Greece will be front and centre this week as the country looks to secure a deal with its creditors while avoiding harsh austerity. The government reinforced it won’t back down on its election promise to end austerity but this is likely to be a lot harder than they are leading on. European equities struggled on Friday with sentiment around Greece weighing yet again. The losses came despite bond yields actually falling; perhaps this had something to do with the fact the euro remains resilient. The carry trade just isn’t working at the moment when it comes to the euro and this has put speculators in a precarious position. Last week, Mario Draghi reinforced the ECB’s intention to conduct the QE program to its completion despite inflation expectations starting to improve along with signs that data is improving. Concurrently, bund yields have also recovered and this has changed the game on traders to an extent. Some investors will now be seeing value in borrowing in Europe and investing in Europe particularly as the US is losing its appeal.
China property issues persist

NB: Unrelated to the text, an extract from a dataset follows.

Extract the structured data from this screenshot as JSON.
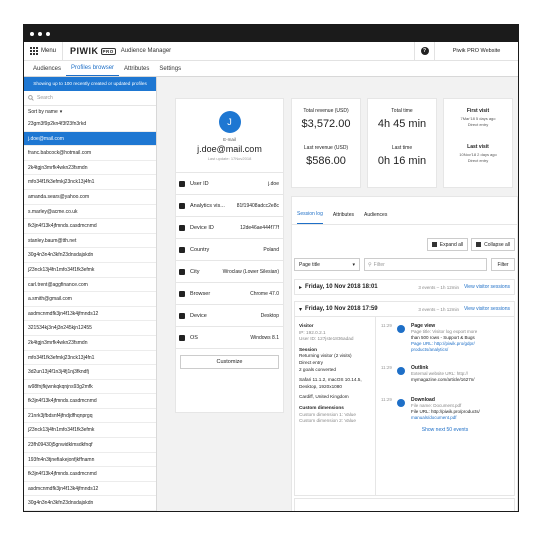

China’s April property prices showed the economy continues to face some challenges in that sector with prices down 6.1%. However, there were also some positive signs suggesting stability could be on the way. Recent action including rate cuts, tax cuts and easing of various property regulations are expected to stem the bleeding in the sector at some stage. This would have an overall positive impact on the economy. Things are getting desperate in China and the government has called on banks to support state projects. Local government debt problems in China have been well documented and it seems there is no sound solution in sight. While equities in China are yet to reflect some of the risks from debt issues and other challenges, one gets the sense at some point it’ll catch up. The performance in Chinese equities today has been relatively mixed with the key event for emerging markets likely to be this week’s FOMC meeting minutes. Analysts expect the minutes from the April meeting to elaborate on a less hawkish stance. This could see the greenback remain on the back foot in the near term.
BHP and banks struggle
The ASX 200 has had a tough day with financials unwinding and consumer stocks following suit. However, most of the focus has been on BHP and its spin-off, South32, making its debut. Both stocks traded weaker with investors expressing concerns about the latter’s growth potential. Meanwhile, AUD/USD is still holding above $0.8000 with traders looking ahead to the tomorrow’s RBA minutes. The minutes will shed more light on whether the RBA intentionally ended the easing cycle bias. With the current momentum, traders will be looking for an excuse to push the pair a bit higher in the near term. This could extend should the Fed minutes show a much less hawkish tone.